### WHAT THIS TASK INVOLVES
Search the data for "subtitle". Each line containing it is to be copied.
BEGIN RECORDS SUPPLIED
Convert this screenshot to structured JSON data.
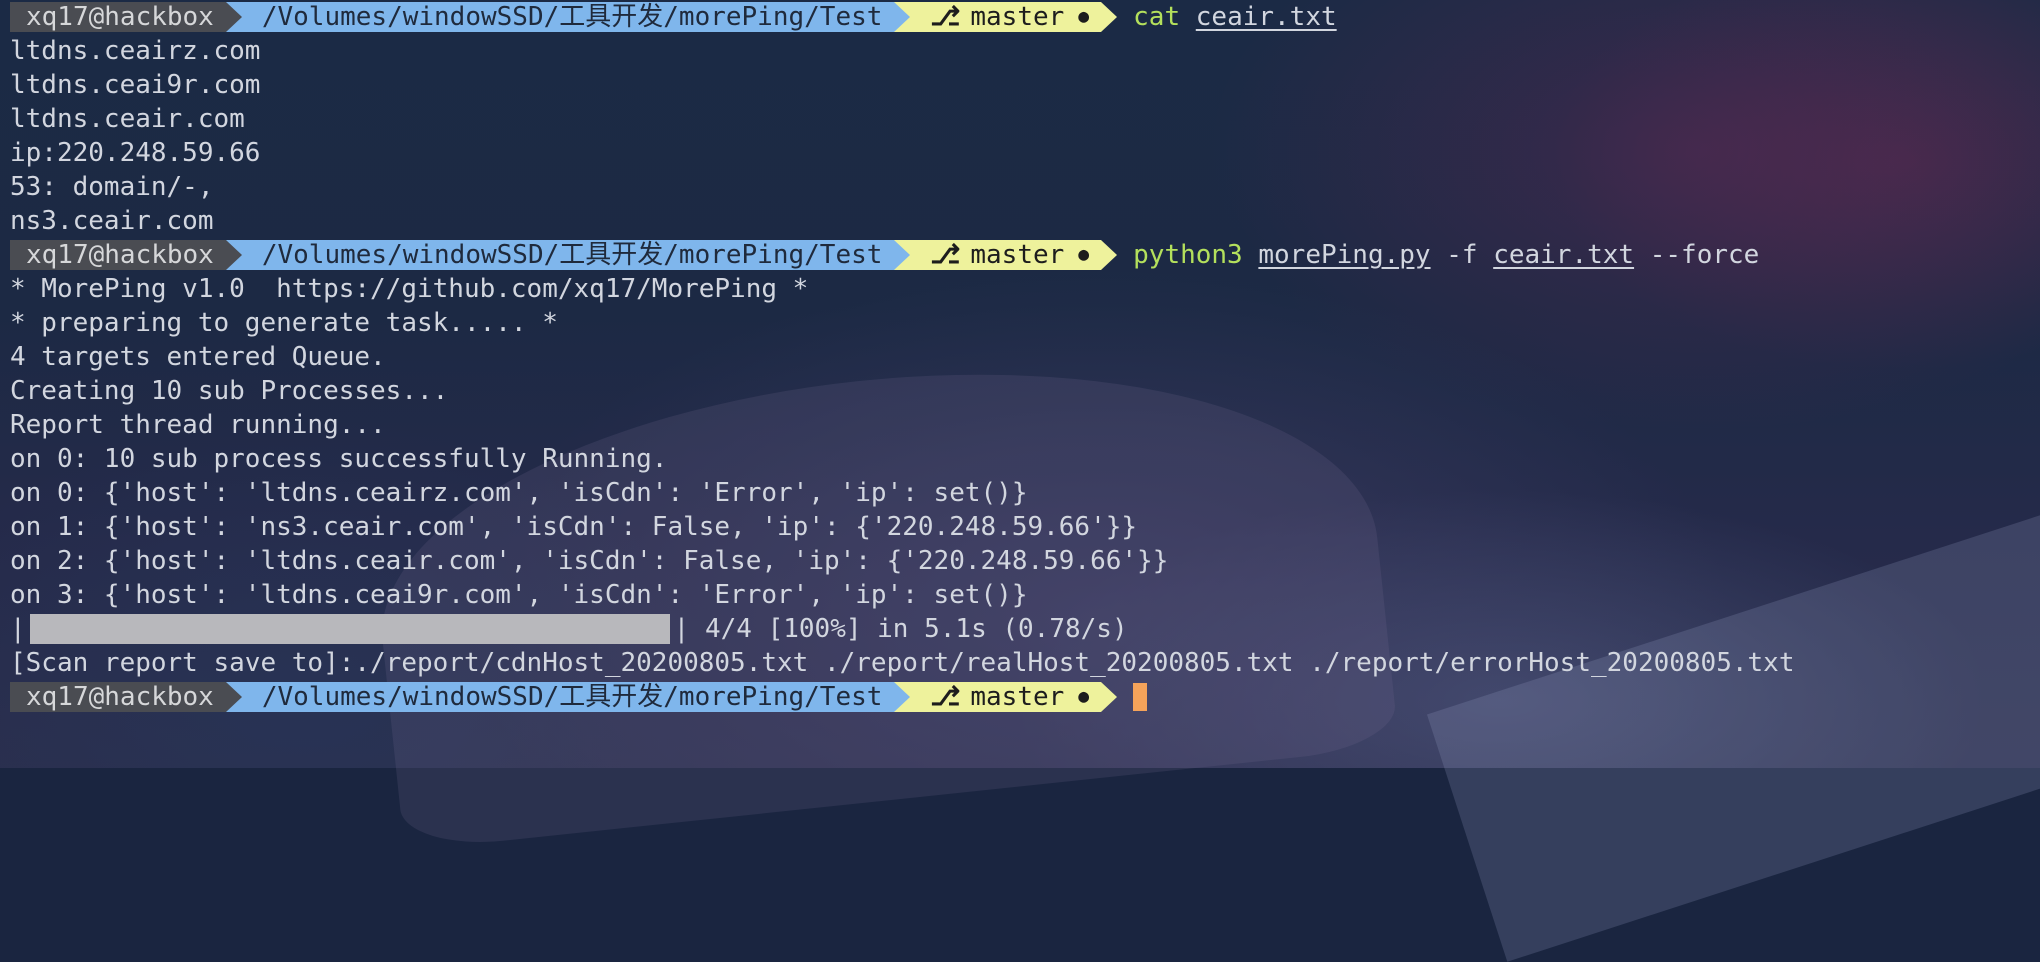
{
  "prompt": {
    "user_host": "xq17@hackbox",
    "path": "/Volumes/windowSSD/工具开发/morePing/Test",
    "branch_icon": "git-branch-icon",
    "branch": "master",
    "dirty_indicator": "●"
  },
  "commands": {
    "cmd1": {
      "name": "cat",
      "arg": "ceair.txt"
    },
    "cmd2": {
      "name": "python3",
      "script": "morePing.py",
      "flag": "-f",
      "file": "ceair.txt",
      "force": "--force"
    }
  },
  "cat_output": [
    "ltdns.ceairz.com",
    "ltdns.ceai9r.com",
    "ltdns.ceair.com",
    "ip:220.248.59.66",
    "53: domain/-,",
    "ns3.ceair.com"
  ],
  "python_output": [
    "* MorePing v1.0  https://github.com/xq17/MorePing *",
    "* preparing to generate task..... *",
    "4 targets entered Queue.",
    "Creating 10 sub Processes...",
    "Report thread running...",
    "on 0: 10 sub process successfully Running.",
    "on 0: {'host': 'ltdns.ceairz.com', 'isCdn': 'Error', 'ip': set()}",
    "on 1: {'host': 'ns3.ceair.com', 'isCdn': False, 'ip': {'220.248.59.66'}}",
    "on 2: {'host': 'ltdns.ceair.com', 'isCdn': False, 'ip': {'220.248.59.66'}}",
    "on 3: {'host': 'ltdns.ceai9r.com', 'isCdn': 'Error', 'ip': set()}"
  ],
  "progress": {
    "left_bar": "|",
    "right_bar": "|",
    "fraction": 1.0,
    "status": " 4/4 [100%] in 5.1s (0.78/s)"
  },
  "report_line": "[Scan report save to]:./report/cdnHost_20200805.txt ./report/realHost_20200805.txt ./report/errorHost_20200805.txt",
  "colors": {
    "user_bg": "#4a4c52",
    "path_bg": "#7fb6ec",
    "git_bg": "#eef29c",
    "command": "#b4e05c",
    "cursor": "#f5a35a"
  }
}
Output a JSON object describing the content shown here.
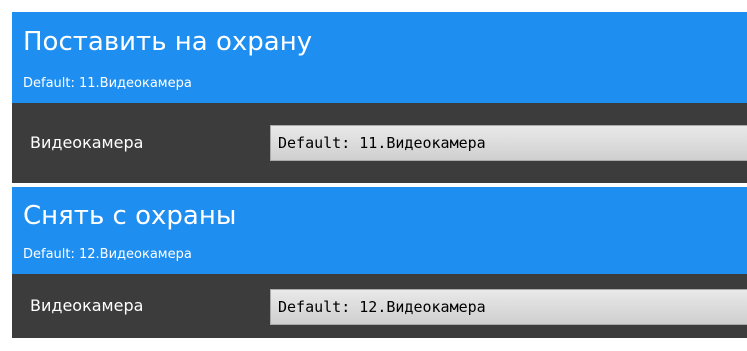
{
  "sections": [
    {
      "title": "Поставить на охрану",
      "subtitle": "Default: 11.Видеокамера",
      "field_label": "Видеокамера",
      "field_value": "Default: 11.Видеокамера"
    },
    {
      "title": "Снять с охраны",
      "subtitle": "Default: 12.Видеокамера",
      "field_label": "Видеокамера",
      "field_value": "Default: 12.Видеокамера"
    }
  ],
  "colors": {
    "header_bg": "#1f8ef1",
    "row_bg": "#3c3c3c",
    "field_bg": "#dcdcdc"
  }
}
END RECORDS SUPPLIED
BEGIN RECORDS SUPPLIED
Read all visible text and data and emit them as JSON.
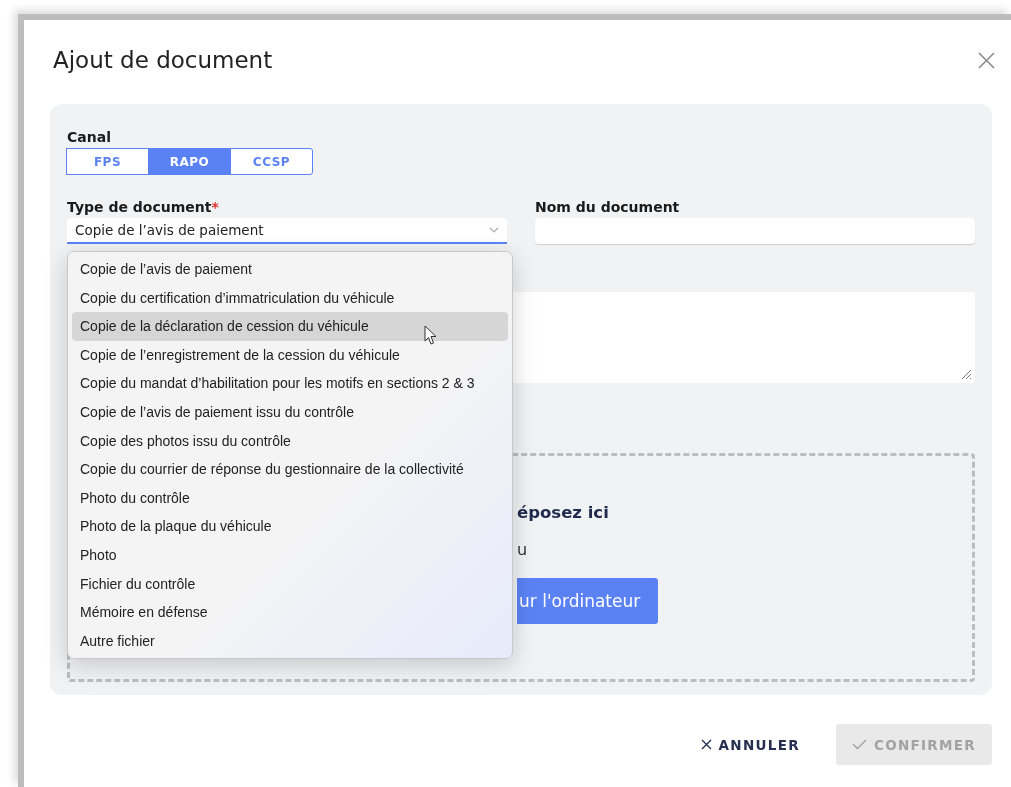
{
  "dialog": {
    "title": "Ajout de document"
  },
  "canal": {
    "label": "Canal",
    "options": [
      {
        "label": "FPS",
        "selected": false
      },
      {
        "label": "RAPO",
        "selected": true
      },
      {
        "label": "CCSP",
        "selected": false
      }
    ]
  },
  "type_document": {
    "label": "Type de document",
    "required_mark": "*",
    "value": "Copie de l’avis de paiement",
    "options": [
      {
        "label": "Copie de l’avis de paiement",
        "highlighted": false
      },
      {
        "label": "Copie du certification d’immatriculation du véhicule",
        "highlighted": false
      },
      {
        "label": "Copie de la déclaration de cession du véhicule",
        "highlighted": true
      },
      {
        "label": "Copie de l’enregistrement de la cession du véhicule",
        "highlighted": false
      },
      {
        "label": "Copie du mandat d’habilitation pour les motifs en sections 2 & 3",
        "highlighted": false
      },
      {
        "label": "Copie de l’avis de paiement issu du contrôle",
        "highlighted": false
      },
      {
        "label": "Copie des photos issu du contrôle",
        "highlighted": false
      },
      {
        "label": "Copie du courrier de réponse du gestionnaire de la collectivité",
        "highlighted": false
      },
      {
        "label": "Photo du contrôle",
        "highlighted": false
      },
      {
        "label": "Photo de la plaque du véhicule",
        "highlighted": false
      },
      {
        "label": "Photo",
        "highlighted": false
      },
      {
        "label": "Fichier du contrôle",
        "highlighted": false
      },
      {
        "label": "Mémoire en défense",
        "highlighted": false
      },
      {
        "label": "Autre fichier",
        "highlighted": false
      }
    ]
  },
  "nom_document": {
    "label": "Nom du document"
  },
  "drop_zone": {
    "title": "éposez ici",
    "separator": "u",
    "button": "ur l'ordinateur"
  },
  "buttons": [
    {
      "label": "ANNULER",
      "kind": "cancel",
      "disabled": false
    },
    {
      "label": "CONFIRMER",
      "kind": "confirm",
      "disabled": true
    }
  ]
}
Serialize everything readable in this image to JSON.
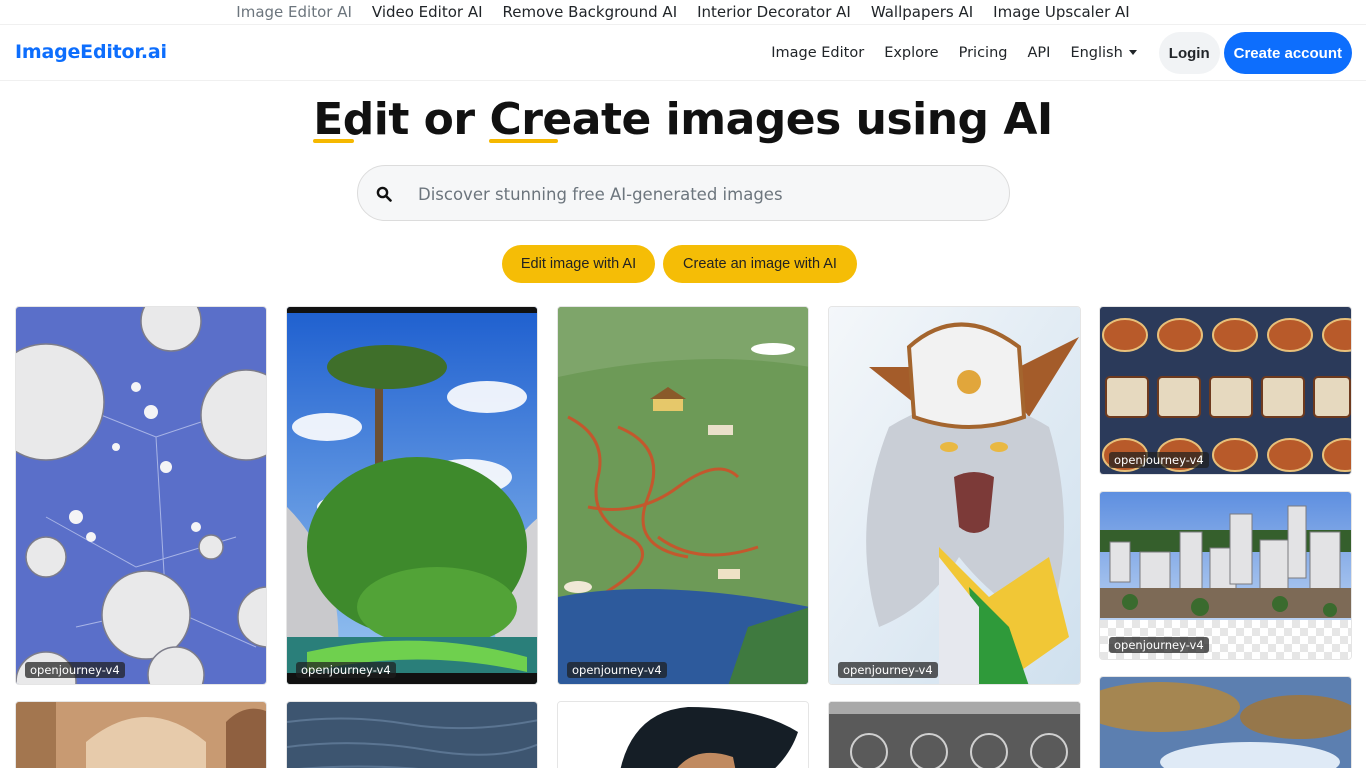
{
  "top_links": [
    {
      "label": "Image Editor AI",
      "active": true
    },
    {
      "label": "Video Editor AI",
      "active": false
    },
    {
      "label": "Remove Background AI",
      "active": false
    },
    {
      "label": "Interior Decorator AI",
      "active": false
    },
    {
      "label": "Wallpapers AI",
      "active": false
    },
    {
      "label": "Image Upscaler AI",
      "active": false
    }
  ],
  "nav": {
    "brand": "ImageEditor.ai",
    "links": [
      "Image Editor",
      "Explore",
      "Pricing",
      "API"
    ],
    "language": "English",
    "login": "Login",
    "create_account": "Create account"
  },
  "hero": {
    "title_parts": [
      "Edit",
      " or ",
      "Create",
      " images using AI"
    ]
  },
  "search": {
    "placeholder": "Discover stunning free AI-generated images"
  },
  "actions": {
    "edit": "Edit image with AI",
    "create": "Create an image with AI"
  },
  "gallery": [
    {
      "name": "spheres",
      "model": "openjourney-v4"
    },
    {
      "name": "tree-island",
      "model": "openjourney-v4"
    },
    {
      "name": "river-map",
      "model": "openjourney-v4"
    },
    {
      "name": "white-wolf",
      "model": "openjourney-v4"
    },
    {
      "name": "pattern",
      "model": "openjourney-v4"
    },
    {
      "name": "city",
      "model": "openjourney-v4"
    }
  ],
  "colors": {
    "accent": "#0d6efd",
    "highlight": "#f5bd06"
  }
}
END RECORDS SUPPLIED
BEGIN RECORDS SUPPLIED
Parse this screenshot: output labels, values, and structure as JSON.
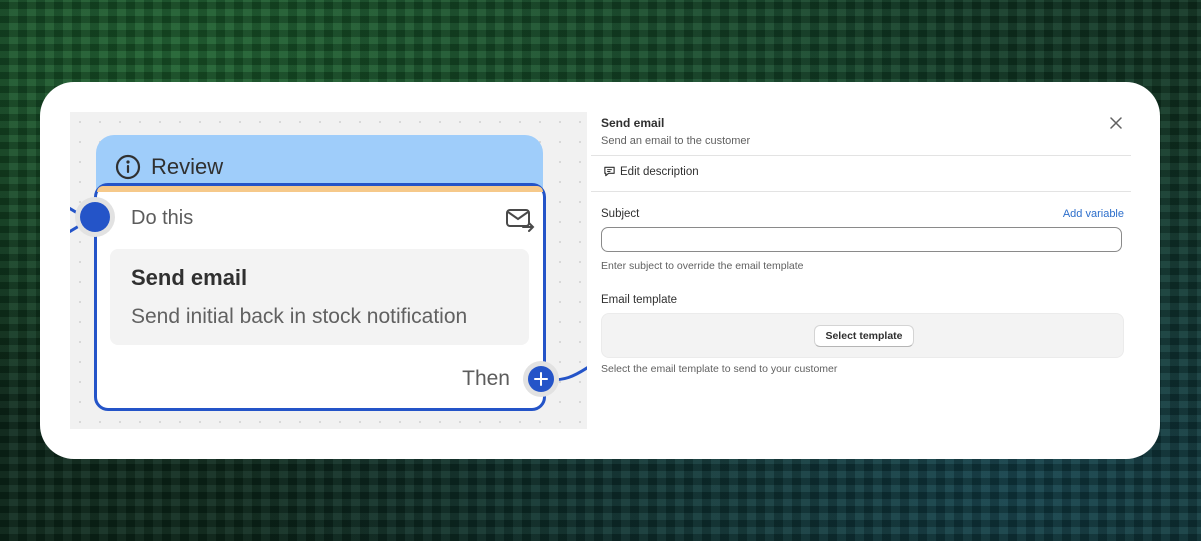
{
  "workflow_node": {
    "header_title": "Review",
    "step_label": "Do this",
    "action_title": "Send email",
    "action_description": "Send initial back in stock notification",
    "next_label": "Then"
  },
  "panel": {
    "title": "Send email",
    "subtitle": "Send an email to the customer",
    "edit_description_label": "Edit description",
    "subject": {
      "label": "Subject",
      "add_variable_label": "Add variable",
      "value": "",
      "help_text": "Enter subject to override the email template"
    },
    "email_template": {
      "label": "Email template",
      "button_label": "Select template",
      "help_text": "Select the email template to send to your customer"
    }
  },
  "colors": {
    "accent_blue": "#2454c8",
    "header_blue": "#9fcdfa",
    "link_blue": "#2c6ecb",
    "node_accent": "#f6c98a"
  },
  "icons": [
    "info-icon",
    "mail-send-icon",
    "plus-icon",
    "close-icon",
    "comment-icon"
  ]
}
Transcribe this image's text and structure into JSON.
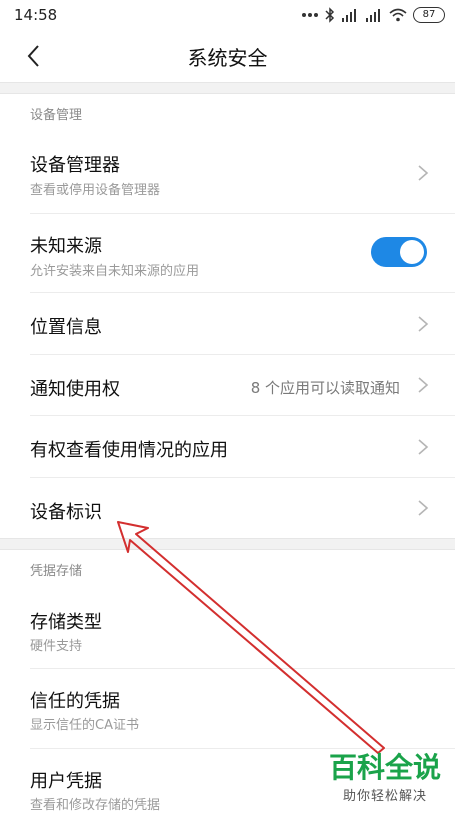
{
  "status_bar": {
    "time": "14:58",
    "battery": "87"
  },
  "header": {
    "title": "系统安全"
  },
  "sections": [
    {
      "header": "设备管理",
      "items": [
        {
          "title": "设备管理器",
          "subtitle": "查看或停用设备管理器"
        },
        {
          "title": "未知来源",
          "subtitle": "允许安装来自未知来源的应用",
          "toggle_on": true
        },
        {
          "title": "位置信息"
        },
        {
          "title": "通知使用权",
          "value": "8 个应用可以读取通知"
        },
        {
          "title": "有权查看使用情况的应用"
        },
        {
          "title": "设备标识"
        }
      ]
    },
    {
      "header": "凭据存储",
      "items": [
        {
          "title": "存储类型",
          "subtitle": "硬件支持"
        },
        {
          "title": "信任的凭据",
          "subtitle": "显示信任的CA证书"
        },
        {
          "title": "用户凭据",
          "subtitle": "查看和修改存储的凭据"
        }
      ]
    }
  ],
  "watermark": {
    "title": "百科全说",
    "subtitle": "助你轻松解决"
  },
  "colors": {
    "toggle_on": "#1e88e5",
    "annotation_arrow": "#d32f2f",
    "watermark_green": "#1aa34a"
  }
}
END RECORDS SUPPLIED
### EXERCISE ANSWER
      "subtitle": "Default: 11.Видеокамера",
      "subtitle": "Default: 12.Видеокамера",
    "subtitle": "Send an email to the customer",
          "subtitle": "查看或停用设备管理器"
          "subtitle": "允许安装来自未知来源的应用",
          "subtitle": "硬件支持"
          "subtitle": "显示信任的CA证书"
          "subtitle": "查看和修改存储的凭据"
    "subtitle": "助你轻松解决"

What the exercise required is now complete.